§ Problem:
Find the word "arrow" in the data below and copy each line that holds it.

[Element data from apps and pages]
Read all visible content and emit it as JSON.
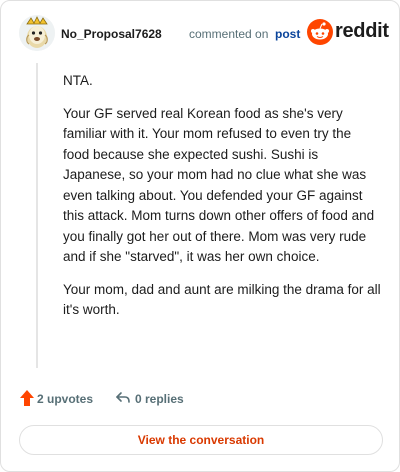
{
  "header": {
    "author": "No_Proposal7628",
    "action": "commented on",
    "post_link": "post",
    "brand": "reddit",
    "brand_color": "#ff4500"
  },
  "comment": {
    "paragraphs": [
      "NTA.",
      "Your GF served real Korean food as she's very familiar with it. Your mom refused to even try the food because she expected sushi. Sushi is Japanese, so your mom had no clue what she was even talking about. You defended your GF against this attack. Mom turns down other offers of food and you finally got her out of there. Mom was very rude and if she \"starved\", it was her own choice.",
      "Your mom, dad and aunt are milking the drama for all it's worth."
    ]
  },
  "footer": {
    "upvotes": "2 upvotes",
    "replies": "0 replies",
    "upvote_color": "#ff4500"
  },
  "cta": {
    "label": "View the conversation"
  },
  "icons": [
    "avatar-icon",
    "reddit-logo-icon",
    "upvote-arrow-icon",
    "reply-arrow-icon"
  ]
}
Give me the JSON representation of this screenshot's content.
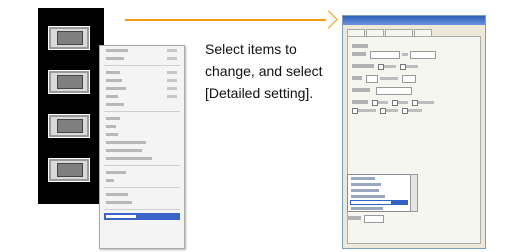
{
  "instruction": {
    "text": "Select items to change, and select [Detailed setting]."
  },
  "context_menu": {
    "selected_item": "Detailed setting"
  },
  "colors": {
    "arrow": "#f39c12",
    "selection": "#3b62c8",
    "canvas_bg": "#000000",
    "dialog_title": "#2f5fb8"
  },
  "icons": [
    "arrow-right-icon",
    "component-part-icon",
    "context-menu-icon",
    "dialog-window-icon"
  ]
}
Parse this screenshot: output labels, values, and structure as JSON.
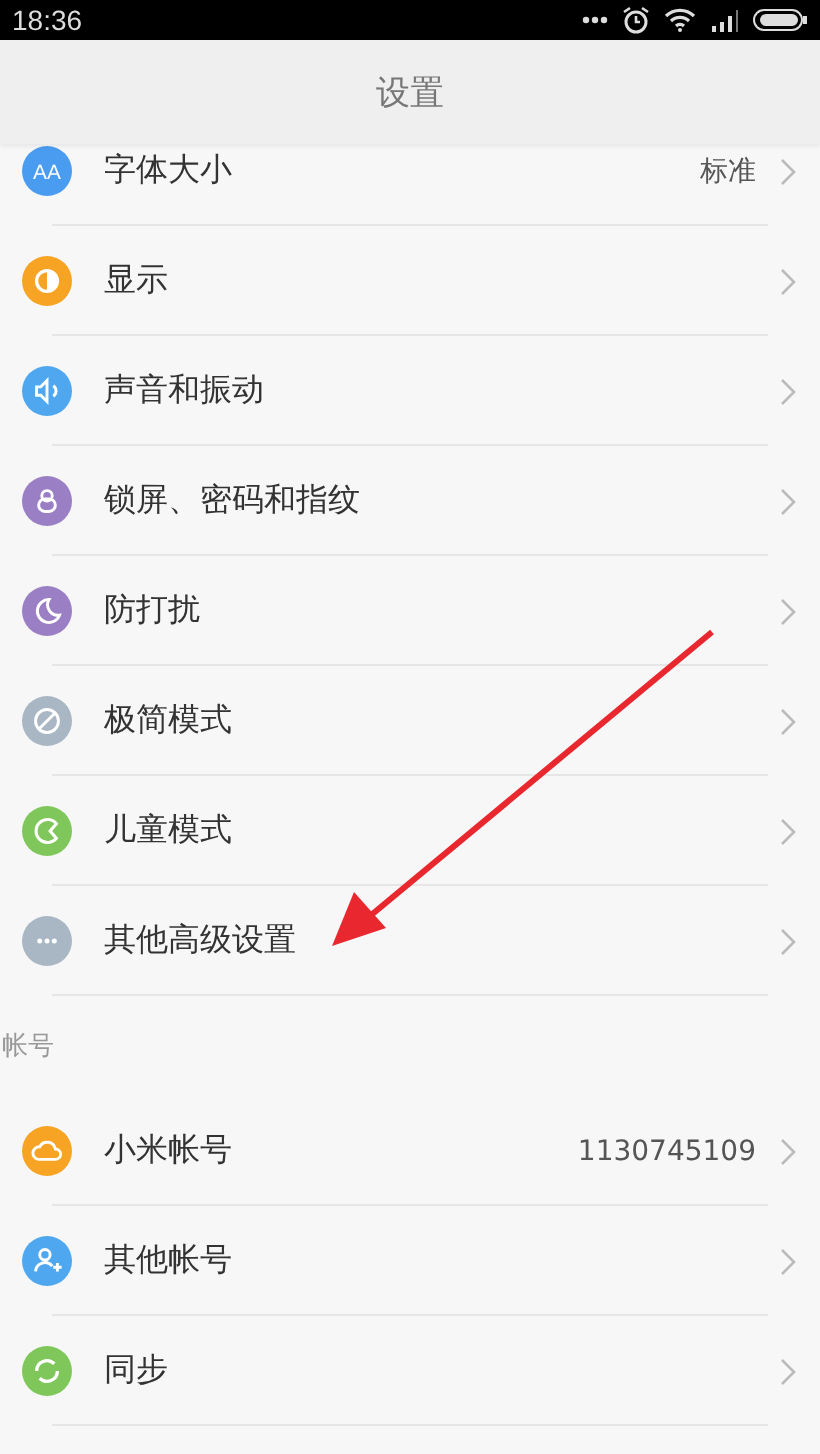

§ Solution for this problem:
    "upvote-arrow-icon",
    "reply-arrow-icon"
    "arrow": "#f39c12",
    "arrow-right-icon",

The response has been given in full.